The radial artery in the wrist has been widely used for vascular procedures since the 1990s, as advances in catheter technology produced smaller devices. Most of the doctors using this technique in the 1990s and 2000s were performing procedures on the heart, and they found that performing the procedure from the wrist was faster, easier, and much safer with less risk of bleeding. Today, 80-90% of all heart procedures are performed this way and it can also be used during UFE procedures.
What to Expect From the Radial Access UFE Procedure
- Catheters long enough for performing UFE from the wrist first became available during the 2010s as technology continued to improve. This technique is now offered by Dr. Ermentrout at the Atlanta Fibroid Center® for added patient comfort and to reduce risk in patients who have a higher bleeding risk.
- The left wrist is most often used, because it is slightly closer to the uterus than the right, measuring along the blood vessels.
- Patients at the Atlanta Fibroid Center® are sedated during the procedure, but a local numbing agent is also used so that the access is painless.
- Access into the radial artery is performed with a small needle and ultrasound guidance so that it may be done faster and more accurately.
- There is no incision but just a very small access point in the skin and the artery that are approximately 2 millimeters in size.
How Can My Uterus Be Reached Through My Wrist to Perform UFE?
It may seem like a long distance from the wrist to the pelvis, but advancing the catheter takes only about 10-20 seconds. Once the catheter is in place, the treatment portion of the UFE procedure is the same.
Recovery From Radial Access UFE
One of the main differences between femoral and radial access is the process of removing the catheter at the end of the procedure. When the catheter is removed from the radial artery, a wrist band with a small balloon is used to hold pressure for approximately 90 minutes. This is then removed and replaced with a small bandaid and The tiny puncture wound heals within 2 days.
Unlike after having UFE performed using femoral access, where a patient must lie with their leg straight for 2 hours, patients can get up and walk around immediately and recover in any position they find comfortable, i.e. on their side, curled up with knees to the chest, or sitting up. They may get up to walk or use the restroom as soon as they wake up from sedation.
Patients will wear a wrist splint until the morning after the procedure and can normally resume their usual activities after a week to 10 days.
Is Radial Access Safer Than Femoral Access During UFE?

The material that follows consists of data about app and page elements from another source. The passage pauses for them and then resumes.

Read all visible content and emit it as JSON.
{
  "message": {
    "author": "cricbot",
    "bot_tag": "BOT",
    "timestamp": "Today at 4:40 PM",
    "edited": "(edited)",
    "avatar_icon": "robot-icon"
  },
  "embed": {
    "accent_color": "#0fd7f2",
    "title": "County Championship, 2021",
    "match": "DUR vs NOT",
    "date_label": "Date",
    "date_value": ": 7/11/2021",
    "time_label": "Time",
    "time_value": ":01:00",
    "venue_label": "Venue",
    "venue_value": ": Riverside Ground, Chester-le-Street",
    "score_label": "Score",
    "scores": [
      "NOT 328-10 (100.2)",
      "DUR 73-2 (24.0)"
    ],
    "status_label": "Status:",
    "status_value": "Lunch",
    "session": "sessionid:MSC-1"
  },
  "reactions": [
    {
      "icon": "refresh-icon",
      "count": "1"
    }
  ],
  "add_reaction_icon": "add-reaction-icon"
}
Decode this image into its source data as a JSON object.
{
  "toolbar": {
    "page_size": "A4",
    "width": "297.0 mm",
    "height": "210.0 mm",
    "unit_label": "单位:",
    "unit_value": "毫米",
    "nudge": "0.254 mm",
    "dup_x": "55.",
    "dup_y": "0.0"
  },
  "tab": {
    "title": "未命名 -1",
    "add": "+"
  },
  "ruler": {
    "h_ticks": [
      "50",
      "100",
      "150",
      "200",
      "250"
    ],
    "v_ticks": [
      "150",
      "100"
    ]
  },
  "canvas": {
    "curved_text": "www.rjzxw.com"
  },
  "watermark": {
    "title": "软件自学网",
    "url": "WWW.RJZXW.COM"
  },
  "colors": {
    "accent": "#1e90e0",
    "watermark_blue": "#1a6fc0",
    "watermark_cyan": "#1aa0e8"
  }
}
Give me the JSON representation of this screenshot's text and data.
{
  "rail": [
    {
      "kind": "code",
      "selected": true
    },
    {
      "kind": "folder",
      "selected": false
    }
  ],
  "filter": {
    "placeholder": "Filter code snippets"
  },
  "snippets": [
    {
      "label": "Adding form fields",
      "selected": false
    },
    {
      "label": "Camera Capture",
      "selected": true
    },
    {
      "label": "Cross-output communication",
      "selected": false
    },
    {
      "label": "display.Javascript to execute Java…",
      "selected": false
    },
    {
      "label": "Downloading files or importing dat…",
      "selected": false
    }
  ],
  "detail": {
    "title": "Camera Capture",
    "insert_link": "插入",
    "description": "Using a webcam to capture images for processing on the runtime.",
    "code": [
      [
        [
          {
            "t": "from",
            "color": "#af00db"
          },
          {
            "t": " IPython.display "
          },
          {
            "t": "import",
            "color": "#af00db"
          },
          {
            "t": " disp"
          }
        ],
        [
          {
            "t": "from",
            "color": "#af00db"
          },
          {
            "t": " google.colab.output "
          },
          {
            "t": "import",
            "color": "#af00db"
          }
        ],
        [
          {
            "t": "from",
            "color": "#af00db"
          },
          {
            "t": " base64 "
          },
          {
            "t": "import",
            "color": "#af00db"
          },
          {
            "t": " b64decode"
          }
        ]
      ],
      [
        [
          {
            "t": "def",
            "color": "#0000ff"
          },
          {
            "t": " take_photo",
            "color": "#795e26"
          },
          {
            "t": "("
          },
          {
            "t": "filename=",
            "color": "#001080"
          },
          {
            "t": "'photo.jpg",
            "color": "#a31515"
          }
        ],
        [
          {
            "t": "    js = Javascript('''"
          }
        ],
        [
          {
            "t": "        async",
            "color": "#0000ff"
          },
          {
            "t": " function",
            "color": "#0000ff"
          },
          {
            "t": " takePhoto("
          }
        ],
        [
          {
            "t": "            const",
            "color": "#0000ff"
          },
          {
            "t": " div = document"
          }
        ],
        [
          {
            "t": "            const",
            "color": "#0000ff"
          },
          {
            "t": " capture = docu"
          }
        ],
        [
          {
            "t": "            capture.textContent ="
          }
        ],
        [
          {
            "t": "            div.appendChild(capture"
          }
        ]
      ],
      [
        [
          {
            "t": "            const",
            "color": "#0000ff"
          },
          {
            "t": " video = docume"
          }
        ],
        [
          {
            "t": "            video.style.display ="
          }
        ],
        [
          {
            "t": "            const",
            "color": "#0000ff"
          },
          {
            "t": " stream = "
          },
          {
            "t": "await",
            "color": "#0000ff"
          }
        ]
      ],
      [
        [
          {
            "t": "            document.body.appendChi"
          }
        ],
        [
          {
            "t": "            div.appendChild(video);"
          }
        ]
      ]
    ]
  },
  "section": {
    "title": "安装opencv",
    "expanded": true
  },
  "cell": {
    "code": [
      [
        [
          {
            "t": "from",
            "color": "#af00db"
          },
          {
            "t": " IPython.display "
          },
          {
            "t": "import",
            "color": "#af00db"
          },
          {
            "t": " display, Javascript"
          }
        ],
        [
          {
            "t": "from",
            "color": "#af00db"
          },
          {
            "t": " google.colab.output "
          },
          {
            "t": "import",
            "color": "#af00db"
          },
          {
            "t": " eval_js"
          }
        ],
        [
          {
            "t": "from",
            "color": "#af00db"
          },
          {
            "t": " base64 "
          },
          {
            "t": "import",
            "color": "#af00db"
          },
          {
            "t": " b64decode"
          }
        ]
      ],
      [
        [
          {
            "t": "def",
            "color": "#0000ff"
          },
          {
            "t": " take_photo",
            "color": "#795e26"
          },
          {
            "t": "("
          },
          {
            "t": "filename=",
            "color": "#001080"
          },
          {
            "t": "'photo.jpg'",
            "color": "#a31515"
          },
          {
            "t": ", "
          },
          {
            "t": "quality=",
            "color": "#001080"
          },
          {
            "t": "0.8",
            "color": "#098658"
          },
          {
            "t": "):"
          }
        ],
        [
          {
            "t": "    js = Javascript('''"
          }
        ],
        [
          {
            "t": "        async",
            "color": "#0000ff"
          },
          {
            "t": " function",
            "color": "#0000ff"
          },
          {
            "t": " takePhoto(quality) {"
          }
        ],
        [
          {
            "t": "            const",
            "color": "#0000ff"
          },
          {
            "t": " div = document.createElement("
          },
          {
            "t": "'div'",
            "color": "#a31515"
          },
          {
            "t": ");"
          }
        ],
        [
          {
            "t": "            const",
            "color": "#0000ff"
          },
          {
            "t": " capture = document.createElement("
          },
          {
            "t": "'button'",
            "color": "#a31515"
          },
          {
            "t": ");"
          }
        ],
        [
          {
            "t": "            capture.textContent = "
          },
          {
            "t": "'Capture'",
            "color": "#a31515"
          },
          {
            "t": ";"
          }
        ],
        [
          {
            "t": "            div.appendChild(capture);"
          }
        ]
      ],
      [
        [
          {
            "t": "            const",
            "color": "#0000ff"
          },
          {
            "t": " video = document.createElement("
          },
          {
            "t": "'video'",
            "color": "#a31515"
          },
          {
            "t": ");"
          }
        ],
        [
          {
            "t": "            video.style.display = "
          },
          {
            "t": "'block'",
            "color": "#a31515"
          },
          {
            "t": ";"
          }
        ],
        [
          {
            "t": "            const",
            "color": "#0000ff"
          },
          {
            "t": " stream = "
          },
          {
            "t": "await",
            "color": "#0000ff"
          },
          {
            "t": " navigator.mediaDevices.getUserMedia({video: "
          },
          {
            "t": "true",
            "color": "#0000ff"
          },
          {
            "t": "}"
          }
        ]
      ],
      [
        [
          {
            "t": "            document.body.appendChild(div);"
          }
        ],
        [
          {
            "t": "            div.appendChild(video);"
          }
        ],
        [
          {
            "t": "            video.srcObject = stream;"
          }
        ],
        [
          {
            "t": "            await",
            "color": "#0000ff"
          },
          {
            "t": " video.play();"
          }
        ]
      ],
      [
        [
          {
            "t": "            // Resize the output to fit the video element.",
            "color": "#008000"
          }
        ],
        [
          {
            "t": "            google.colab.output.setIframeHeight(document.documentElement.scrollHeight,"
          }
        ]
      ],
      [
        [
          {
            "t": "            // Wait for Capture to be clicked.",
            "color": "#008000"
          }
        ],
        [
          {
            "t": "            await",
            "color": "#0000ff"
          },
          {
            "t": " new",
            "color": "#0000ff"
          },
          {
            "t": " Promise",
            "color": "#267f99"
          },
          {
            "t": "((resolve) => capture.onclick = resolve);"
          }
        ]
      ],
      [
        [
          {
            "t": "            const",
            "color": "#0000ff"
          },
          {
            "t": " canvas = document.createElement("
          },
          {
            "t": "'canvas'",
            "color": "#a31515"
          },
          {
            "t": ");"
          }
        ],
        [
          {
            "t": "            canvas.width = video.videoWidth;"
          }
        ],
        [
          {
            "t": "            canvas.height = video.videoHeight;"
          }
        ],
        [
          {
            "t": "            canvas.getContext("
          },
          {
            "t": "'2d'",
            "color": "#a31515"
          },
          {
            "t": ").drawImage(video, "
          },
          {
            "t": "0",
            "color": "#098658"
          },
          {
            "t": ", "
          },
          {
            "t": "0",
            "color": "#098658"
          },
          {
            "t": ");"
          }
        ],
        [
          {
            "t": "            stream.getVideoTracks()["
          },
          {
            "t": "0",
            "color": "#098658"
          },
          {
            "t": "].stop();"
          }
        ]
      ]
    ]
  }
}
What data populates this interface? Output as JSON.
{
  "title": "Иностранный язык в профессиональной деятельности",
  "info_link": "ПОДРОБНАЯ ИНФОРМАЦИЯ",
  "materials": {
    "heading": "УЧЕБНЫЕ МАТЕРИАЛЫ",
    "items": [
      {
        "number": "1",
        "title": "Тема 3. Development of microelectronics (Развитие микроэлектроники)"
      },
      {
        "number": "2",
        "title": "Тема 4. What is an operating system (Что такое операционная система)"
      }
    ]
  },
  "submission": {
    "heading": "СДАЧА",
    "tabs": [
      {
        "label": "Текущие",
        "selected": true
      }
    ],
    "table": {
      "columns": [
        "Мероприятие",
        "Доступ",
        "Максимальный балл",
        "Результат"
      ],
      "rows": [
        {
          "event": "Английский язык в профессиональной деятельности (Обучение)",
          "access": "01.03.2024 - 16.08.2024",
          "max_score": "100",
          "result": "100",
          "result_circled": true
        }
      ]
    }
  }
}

Historically, radial access has been proven to be safer in heart patients. There are fewer bleeding complications related to radial access and most heart patients are on blood thinners which increases the chance of bleeding.
Most patients having uterine fibroid embolization are not on blood thinners, and bleeding complications in UFE patients at the femoral or radial access sites is rare. However, for patients who may take aspirin or any blood thinner, radial access is the preferred approach.
Does Radial Access During UFE Take More Time Than Femoral Access?
Regardless of whether femoral or radial access is used for UFE, the procedure takes the same amount of time 30-40 minutes and the results of the fibroid treatment are no different.
Will My Uterine Fibroid Embolization Be Done Through My Wrist Or My Leg?
The choice of femoral access (leg) or radial access (wrist) is up to you and the physician performing the procedure. During your initial consultation access options will be discussed in detail and decided upon between you and your doctor.
R. Mitchell Ermentrout, MD, performs procedures from both femoral and radial access. He was one of the first Interventional Radiologists in Georgia to regularly use radial access for embolization procedures and has performed well over a thousand radial procedures. Dr. Ermentrout has taught radial access techniques to over 100 residents, fellows, and practicing Interventional Radiologists since 2015.
The team of Dr. John Lipman and Dr. Mitchell Ermentrout at Atlanta Fibroid Center® combines over 35 years of academic excellence and extensive medical expertise in treating uterine fibroids. It is our privilege to provide a first-class experience to every one of our patients at Atlanta Fibroid Center®, and we look forward to the opportunity to serve YOU!